  1. the older Vizelex — which works on APS-C bodies and therefore Fuji X bodies — which involves a bit of legwork (lining up shots with the dots, sliding the camera body around) but has more flexibility because you can flip things around and make some choices
  2. the Vertex which is simpler and faster but much more limited (works only with full-frame mirrorless, limits you to 4 shots) and works by rotating the camera body rather than sliding it around… and requires a FF mirrorless body like the Nikon Z

The Vertex only produces a 6x6 equivalent square frame because the rotations of the body through the image circle are fixed. You can do wide frames with the Vizelex. (I believe the example I saw said 83mm x 55mm equivalent…? Can't find it now though.)

Needless to say, you need a tripod and the Vizelex is probably no good for portraits since it's slower to work. The Vertex is fast enough that you can do portraits.

3: View cameras

This is trickier to use but sooo tempting.

No matter how you go with this approach, it's tricky to set up — you probably have to machine and/or kludge together a mount unless you buy a Just Together adapter — and trickier to use, since you'll be relying on the rail camera's film plane controls to move your camera body around the image plane rather than a pre-set stop system like the Rhinocam.

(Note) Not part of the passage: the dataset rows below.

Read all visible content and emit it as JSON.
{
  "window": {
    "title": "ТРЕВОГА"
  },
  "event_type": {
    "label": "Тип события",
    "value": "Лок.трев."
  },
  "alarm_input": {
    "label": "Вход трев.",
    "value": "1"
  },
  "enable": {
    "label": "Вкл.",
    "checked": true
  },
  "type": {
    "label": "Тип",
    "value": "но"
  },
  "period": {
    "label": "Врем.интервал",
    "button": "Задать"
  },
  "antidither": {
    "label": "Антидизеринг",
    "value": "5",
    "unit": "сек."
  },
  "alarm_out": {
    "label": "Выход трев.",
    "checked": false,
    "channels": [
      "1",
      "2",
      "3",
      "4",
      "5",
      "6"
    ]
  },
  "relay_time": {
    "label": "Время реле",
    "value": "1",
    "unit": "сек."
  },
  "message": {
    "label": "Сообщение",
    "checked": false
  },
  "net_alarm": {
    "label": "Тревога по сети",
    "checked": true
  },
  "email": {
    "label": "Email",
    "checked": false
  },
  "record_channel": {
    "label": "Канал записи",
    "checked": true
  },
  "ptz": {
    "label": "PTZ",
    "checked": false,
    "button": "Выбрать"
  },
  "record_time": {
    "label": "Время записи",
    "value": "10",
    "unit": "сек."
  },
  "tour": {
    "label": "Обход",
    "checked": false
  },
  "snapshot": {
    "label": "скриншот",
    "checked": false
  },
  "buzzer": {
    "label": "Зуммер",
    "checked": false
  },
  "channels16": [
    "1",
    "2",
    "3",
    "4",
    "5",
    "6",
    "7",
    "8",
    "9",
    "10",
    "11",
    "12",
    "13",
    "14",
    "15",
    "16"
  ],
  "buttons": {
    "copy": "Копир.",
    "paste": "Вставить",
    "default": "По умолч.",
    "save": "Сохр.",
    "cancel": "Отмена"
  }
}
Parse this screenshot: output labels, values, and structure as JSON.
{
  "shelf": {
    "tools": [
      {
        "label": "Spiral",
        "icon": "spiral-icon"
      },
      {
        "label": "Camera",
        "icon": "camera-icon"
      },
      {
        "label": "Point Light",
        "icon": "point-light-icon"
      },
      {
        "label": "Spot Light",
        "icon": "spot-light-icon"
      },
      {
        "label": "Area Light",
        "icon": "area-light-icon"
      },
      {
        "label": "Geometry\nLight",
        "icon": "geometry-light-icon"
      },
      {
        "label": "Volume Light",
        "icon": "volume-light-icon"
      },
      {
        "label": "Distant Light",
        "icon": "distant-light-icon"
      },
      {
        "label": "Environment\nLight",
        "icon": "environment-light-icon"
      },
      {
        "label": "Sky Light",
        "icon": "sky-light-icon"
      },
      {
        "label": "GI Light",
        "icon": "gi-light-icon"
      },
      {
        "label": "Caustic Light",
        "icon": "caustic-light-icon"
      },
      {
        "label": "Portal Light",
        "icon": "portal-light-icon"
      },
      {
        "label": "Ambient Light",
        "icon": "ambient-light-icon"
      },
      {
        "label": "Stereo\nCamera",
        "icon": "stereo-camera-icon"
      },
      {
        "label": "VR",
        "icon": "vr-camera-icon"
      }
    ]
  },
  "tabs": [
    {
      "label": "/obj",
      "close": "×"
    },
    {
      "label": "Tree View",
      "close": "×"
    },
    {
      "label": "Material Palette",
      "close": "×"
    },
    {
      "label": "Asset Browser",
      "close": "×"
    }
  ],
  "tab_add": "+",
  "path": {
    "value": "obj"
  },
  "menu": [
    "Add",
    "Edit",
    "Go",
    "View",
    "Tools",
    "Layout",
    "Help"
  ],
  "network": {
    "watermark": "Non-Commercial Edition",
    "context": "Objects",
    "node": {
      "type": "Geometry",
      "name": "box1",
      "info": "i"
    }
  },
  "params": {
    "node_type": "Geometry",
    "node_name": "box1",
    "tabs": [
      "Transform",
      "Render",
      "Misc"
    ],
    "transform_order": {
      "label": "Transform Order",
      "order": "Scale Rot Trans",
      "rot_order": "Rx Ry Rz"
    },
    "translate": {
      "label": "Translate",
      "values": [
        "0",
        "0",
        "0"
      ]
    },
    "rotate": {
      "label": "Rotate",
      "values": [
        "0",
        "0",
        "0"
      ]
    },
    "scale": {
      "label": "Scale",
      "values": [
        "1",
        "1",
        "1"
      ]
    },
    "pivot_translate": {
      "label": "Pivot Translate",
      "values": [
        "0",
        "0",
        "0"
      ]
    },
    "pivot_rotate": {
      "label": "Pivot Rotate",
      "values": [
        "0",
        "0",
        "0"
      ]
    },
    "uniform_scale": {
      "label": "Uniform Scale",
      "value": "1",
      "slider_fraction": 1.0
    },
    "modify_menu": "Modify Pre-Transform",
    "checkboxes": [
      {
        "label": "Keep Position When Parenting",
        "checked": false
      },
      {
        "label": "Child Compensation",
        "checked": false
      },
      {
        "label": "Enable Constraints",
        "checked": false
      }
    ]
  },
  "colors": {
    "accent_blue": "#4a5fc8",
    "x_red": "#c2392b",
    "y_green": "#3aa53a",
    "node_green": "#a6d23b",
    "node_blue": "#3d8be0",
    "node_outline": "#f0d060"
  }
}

The movements are inherently slower than any of the other options and so it's no good for outside/landscape work.

But you can get much, much larger images than you can with the Rhinocam.

And you use all kinds of old lenses that you couldn't adapt to the Rhinocam. A view camera body is basically a set of boards, knobs, and a dark tube… you can mount almost any lens to it with a little elbow grease.

[T]he solution I devised was to use a digital camera (namely a 16MP APS-C Sony NEX-6 camera) mounted on the back of a Sinar 4×5 monorail

You have to get the right kind of camera for this: it's got to have a lot of film plane controls, and precise (and fast) is better. The ones I've seen mentioned are:

  • Cambo 5x7 (see example below)
  • Sinar 4x5 mono-rail… people recommend the P1, P2 or P3 for the controls
  • Toyo VX23D, which is specialized for this

I'm not 100% sure if it's workable with a Fuji X body… people seem to be using Sony NEX cameras for this.

But the price is reasonable and the results…!

macro panorama
example of a stitched 20-image pano using a 5x7 Cambo camera with a Sony NEX

The Just Together adapter is for adapting camera bodies to the rear standard of view cameras. And they've got one for the Nikon D750 and Leica M! The price is high and the web site hasn't been updated in years…

4: The Fotodiox 4x5 adapter

Nowhere as flexible as using the view camera's own controls, the Fotodiox4x5 adapter is a lot like the Rhinocam Vizelex: It's got a plane, a slider, and dots to line things up. Naturally this means a limit to a low number of frames / smaller portion of the image circle. This makes the whole setup less appealing.

However, you can sort of cheat around this by using the shift controls to get a wider area, see this video:

5: Focal reducers

There's just one brand for medium format lenses: Kipon Baveyes. And it requires a mirrorless FF body like a Nikon Z, or a Leica M. The adapters are $700-800 new.

Matthias Burling did a review.

Bonuses: You can tote it around and just use it. You don't require a tripod. But of course it's heavy af.

5: Honorable mentions

Shoot the film plane
Kludge together a faux view camera and shoot the film plane — aka a piece of white cardboard. This might work tolerably well if you use a bit of, say, projector screen instead. You get the full view camera "view" but of course none of the increased quality.

Shoot the ground glass